Purists might balk at the thought of authentic dim sum available west of Monterey Park or Chinatown, but many of the dishes here come close to the real thing…
Neighborhood: Beverly Grove
No pecan or pumpkin here. These pies are flattened bao dumplings that have been stuffed with ground lamb, ground beef, or a mix of pork, garlic chives, and black tree fungus, then pan fried to a golden brown. For a true taste of northern China, order a plateful with handmade Beijing-style noodles.
The cooking of Guangdong, as we refer to the province now, was for many Angelenos the point of entry to Chinese cuisine, and when the platter of beef with oyster sauce is rushed from the kitchen, well, it’s like coming home.
At places like Beijing’s Quanjude, Peking duck takes days to prepare.
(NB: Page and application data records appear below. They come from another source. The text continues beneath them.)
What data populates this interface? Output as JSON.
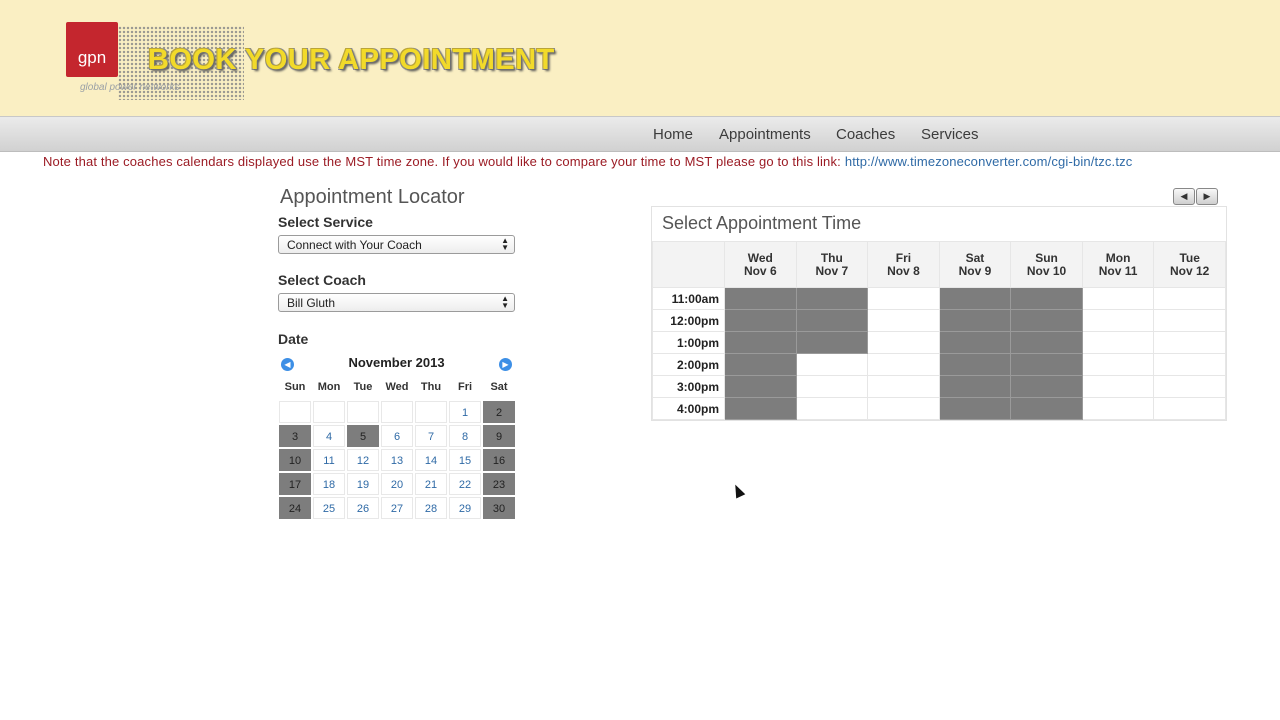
{
  "header": {
    "logo_text": "gpn",
    "tagline": "global power networks",
    "banner_title": "BOOK YOUR APPOINTMENT"
  },
  "nav": {
    "items": [
      "Home",
      "Appointments",
      "Coaches",
      "Services"
    ]
  },
  "note": {
    "text": "Note that the coaches calendars displayed use the MST time zone. If you would like to compare your time to MST please go to this link:",
    "link": "http://www.timezoneconverter.com/cgi-bin/tzc.tzc"
  },
  "locator": {
    "title": "Appointment Locator",
    "service_label": "Select Service",
    "service_value": "Connect with Your Coach",
    "coach_label": "Select Coach",
    "coach_value": "Bill Gluth",
    "date_label": "Date"
  },
  "mini_calendar": {
    "title": "November 2013",
    "weekdays": [
      "Sun",
      "Mon",
      "Tue",
      "Wed",
      "Thu",
      "Fri",
      "Sat"
    ],
    "leading_blanks": 5,
    "days": [
      1,
      2,
      3,
      4,
      5,
      6,
      7,
      8,
      9,
      10,
      11,
      12,
      13,
      14,
      15,
      16,
      17,
      18,
      19,
      20,
      21,
      22,
      23,
      24,
      25,
      26,
      27,
      28,
      29,
      30
    ],
    "unavailable": [
      2,
      3,
      5,
      9,
      10,
      16,
      17,
      23,
      24,
      30
    ],
    "colors": {
      "unavailable": "#7d7d7d",
      "link": "#2f6aa6"
    }
  },
  "week_view": {
    "title": "Select Appointment Time",
    "days": [
      {
        "dow": "Wed",
        "date": "Nov 6"
      },
      {
        "dow": "Thu",
        "date": "Nov 7"
      },
      {
        "dow": "Fri",
        "date": "Nov 8"
      },
      {
        "dow": "Sat",
        "date": "Nov 9"
      },
      {
        "dow": "Sun",
        "date": "Nov 10"
      },
      {
        "dow": "Mon",
        "date": "Nov 11"
      },
      {
        "dow": "Tue",
        "date": "Nov 12"
      }
    ],
    "times": [
      "11:00am",
      "12:00pm",
      "1:00pm",
      "2:00pm",
      "3:00pm",
      "4:00pm"
    ],
    "busy": [
      [
        1,
        1,
        0,
        1,
        1,
        0,
        0
      ],
      [
        1,
        1,
        0,
        1,
        1,
        0,
        0
      ],
      [
        1,
        1,
        0,
        1,
        1,
        0,
        0
      ],
      [
        1,
        0,
        0,
        1,
        1,
        0,
        0
      ],
      [
        1,
        0,
        0,
        1,
        1,
        0,
        0
      ],
      [
        1,
        0,
        0,
        1,
        1,
        0,
        0
      ]
    ],
    "prev_icon": "triangle-left-icon",
    "next_icon": "triangle-right-icon"
  }
}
At others in Chinatown and around local malls, you get the feeling that a fryer has helped the process along…
You’ll find a feast of dishes to split here: roast pork, suckling pig, shredded duck with jellyfish…
Edgy but not alienating, ambitious but not brash: It’s a tough line to walk but necessary for a 165-seat restaurant near the Staples Center
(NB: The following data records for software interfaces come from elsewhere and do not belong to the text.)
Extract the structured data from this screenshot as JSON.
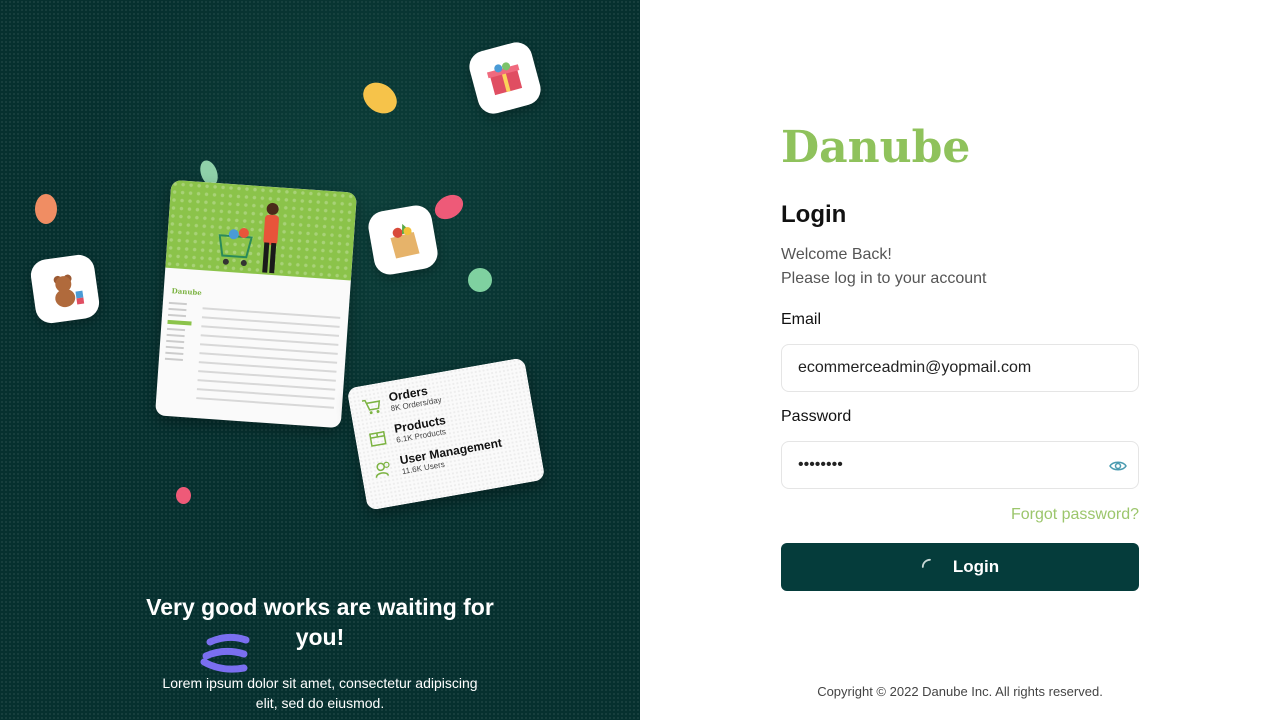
{
  "brand": {
    "name": "Danube",
    "color": "#8fc25c"
  },
  "illustration": {
    "dashboard_brand": "Danube",
    "stats": [
      {
        "icon": "cart-icon",
        "title": "Orders",
        "subtitle": "8K Orders/day"
      },
      {
        "icon": "box-icon",
        "title": "Products",
        "subtitle": "6.1K Products"
      },
      {
        "icon": "users-icon",
        "title": "User Management",
        "subtitle": "11.6K Users"
      }
    ],
    "tiles": [
      "toys-icon",
      "grocery-bag-icon",
      "gift-box-icon"
    ]
  },
  "promo": {
    "headline": "Very good works are waiting for you!",
    "body": "Lorem ipsum dolor sit amet, consectetur adipiscing elit, sed do eiusmod."
  },
  "login": {
    "title": "Login",
    "welcome_line1": "Welcome Back!",
    "welcome_line2": "Please log in to your account",
    "email_label": "Email",
    "email_value": "ecommerceadmin@yopmail.com",
    "password_label": "Password",
    "password_value": "password",
    "forgot_label": "Forgot password?",
    "submit_label": "Login",
    "submit_state": "loading"
  },
  "footer": {
    "copyright": "Copyright © 2022 Danube Inc. All rights reserved."
  },
  "colors": {
    "panel_bg": "#06302f",
    "button_bg": "#053c3b",
    "accent_green": "#8fc25c",
    "link_green": "#9cc66c"
  }
}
Neighborhood: Historic South-Central
The signage outside that reads Rush Hour Was Shot Here might suggest a tourist trap, but the menu at this Chinatown landmark authentically represents regional Chinese cooking.
At peak times the wait to gain entry into Hai Di Lao Hot Pot—Arcadia’s wildly popular Chinese hot pot import—can take up to three hours
The menu highlights dishes from the northeastern city of Harbin, including a casserole of lamb and pickled napa cabbage…